### INSTRUCTIONS FOR THE TASK
For this exercise, return all the data word for word, with images left out.

### Data about app and page elements
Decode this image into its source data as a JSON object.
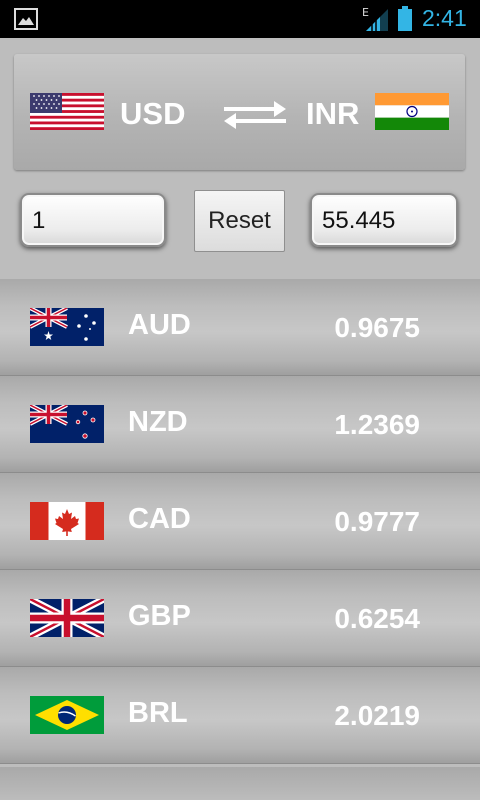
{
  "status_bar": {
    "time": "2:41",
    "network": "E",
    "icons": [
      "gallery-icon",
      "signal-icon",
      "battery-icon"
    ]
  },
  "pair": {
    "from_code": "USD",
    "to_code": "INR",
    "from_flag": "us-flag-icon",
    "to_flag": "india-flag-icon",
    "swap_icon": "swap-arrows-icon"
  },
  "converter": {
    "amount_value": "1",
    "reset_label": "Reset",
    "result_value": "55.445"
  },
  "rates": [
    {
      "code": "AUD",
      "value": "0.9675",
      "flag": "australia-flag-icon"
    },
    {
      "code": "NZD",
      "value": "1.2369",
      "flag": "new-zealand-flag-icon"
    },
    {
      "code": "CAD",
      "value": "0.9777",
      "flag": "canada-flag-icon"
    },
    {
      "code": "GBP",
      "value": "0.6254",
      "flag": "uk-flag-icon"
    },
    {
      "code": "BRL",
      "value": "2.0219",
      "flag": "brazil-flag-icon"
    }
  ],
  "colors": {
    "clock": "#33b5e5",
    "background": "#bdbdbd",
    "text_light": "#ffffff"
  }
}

### RESPONSE FOR THIS EXERCISE
Decode this image into its source data as a JSON object.
{
  "status_bar": {
    "time": "2:41",
    "network": "E",
    "icons": [
      "gallery-icon",
      "signal-icon",
      "battery-icon"
    ]
  },
  "pair": {
    "from_code": "USD",
    "to_code": "INR",
    "from_flag": "us-flag-icon",
    "to_flag": "india-flag-icon",
    "swap_icon": "swap-arrows-icon"
  },
  "converter": {
    "amount_value": "1",
    "reset_label": "Reset",
    "result_value": "55.445"
  },
  "rates": [
    {
      "code": "AUD",
      "value": "0.9675",
      "flag": "australia-flag-icon"
    },
    {
      "code": "NZD",
      "value": "1.2369",
      "flag": "new-zealand-flag-icon"
    },
    {
      "code": "CAD",
      "value": "0.9777",
      "flag": "canada-flag-icon"
    },
    {
      "code": "GBP",
      "value": "0.6254",
      "flag": "uk-flag-icon"
    },
    {
      "code": "BRL",
      "value": "2.0219",
      "flag": "brazil-flag-icon"
    }
  ],
  "colors": {
    "clock": "#33b5e5",
    "background": "#bdbdbd",
    "text_light": "#ffffff"
  }
}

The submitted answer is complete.